Ricciardo said on Thursday at the French Grand Prix, “It would be nice to go on the summer break knowing what I am doing.”

F1 is working its way toward its three-week break in August with speculation mounting that Mercedes, Ferrari, and McLaren are interested in luring Ricciardo away from Red Bull for 2019.

“I will be honest, everyone is talking about Mercedes and Ferrari as potential places for me to go, and I am aware that there will be interest from other teams,” he said.

The Australian driver has won seven races in his four-plus seasons with Red Bull. He is fourth in the standings behind leader Sebastian Vettel heading into the race at the Paul Ricard Circuit near Marseille.

Ricciardo’s stock has risen in recent months after his victories in Shanghai and Monaco. His Monaco win was particularly impressive because Ricciardo had to deploy some masterful defensive driving to protect his lead after losing an estimated 25 percent of his engine power.

Ricciardo said he had not directly spoken to rivals Ferrari and Mercedes, but he hedged when asked if his manager had.

“People talk, have coffees, I will leave that one open-ended,” he said with a laugh.

Ricciardo called the decision on whether to go or stay with Red Bull the biggest choice of his career following his decision to leave his native Australia and continue his racing career in Europe over a decade ago.

“For sure the priority is to get a car to win the world title because I really believe I can,” he said. “I am slightly careful because it is easy to think the grass is greener and maybe it is, but I also have it pretty good where I am.
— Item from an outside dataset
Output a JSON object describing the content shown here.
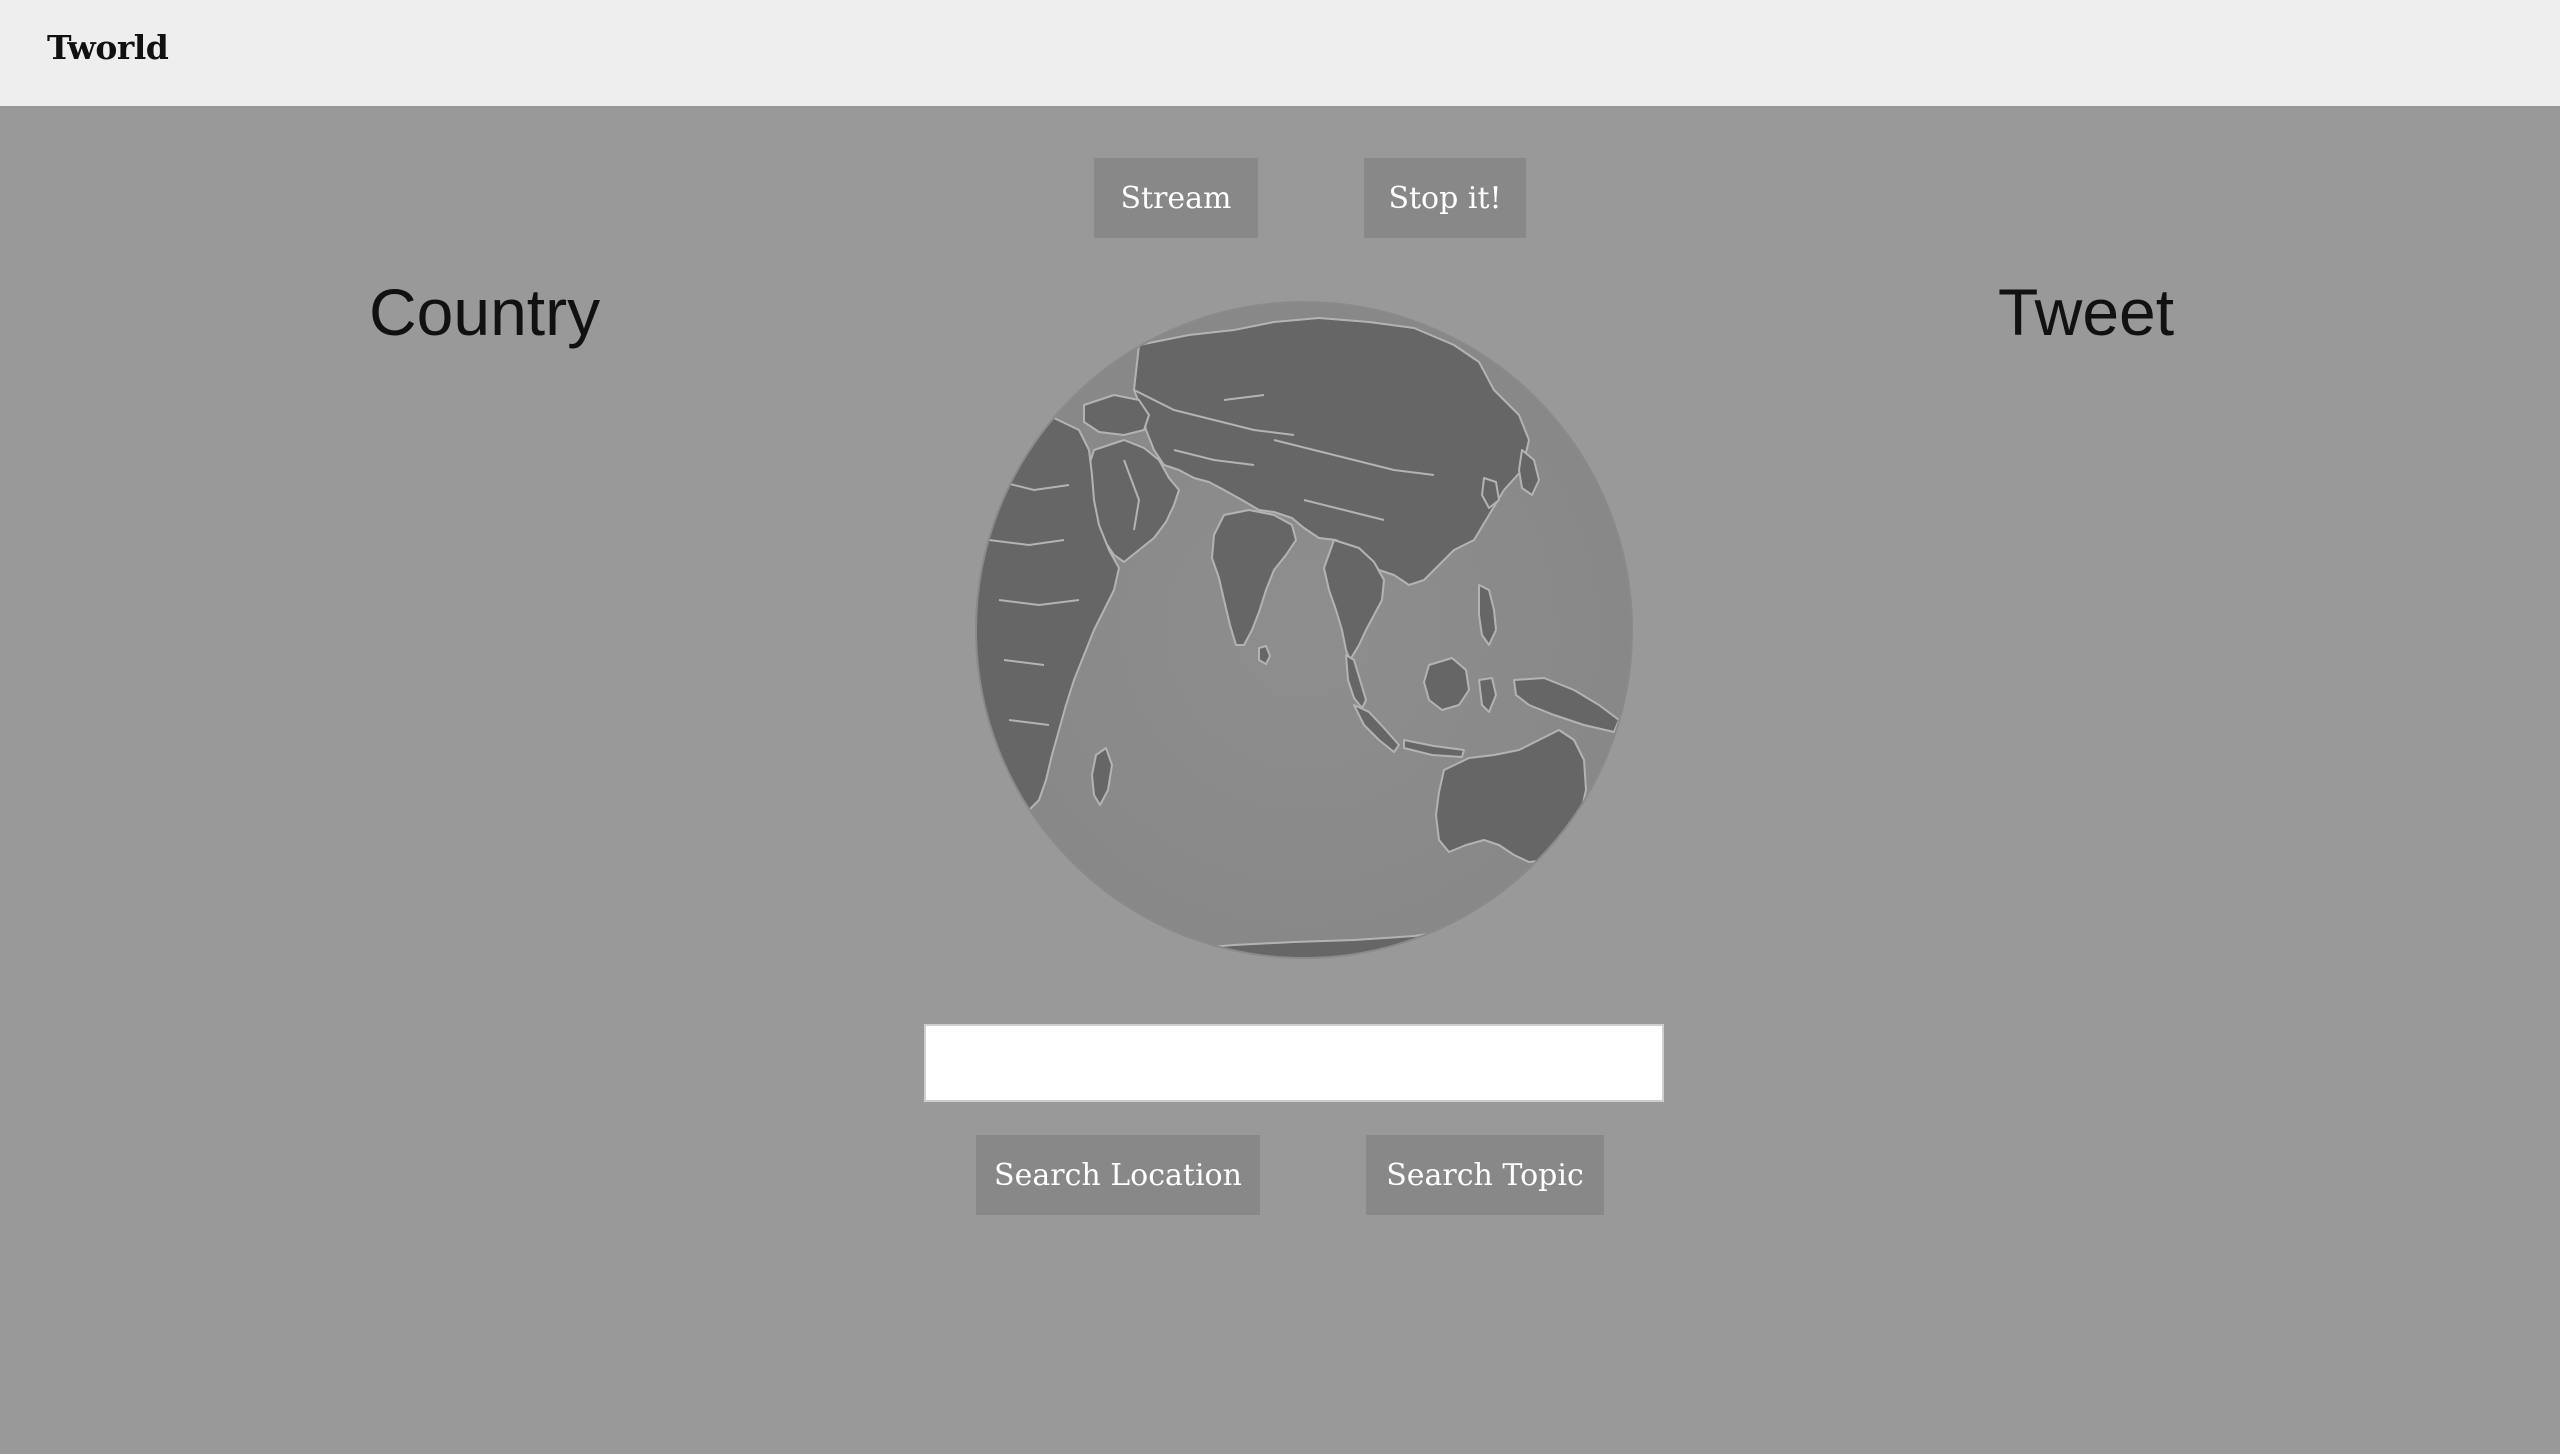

“People do like a change but just to make change for the sake of making a change is not enough for me. I need to find some substance behind it to jump ship.”

Red Bull announced recently it would be ending its 12-year partnership with engine-maker Renault and switching to Honda motors for next year.

Ricciardo was hesitant to endorse or criticize the change, saying he was going to “try to keep putting the pieces together if it is a good move.”

But with the question of the engine manufacturer out of the way, Ricciardo said Red Bull would likely be looking to resolve its drivers’ lineup for next year.

“I haven’t been pushed yet, but I would say that there will be some movement in the next week,” he said. “Whether that is something that gets put down on paper (or not), for sure the discussions will start to ramp up in the next few days.”